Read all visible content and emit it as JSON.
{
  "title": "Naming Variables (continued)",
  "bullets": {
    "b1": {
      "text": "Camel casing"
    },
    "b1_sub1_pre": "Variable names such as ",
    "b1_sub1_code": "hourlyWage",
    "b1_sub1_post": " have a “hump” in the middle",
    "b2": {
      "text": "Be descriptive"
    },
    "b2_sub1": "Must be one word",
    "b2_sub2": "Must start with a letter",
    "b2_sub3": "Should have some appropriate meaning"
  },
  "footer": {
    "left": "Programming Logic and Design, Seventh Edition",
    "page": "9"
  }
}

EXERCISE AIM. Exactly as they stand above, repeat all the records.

ANSWER FOR THIS EXERCISE.
Read all visible content and emit it as JSON.
{
  "title": "Naming Variables (continued)",
  "bullets": {
    "b1": {
      "text": "Camel casing"
    },
    "b1_sub1_pre": "Variable names such as ",
    "b1_sub1_code": "hourlyWage",
    "b1_sub1_post": " have a “hump” in the middle",
    "b2": {
      "text": "Be descriptive"
    },
    "b2_sub1": "Must be one word",
    "b2_sub2": "Must start with a letter",
    "b2_sub3": "Should have some appropriate meaning"
  },
  "footer": {
    "left": "Programming Logic and Design, Seventh Edition",
    "page": "9"
  }
}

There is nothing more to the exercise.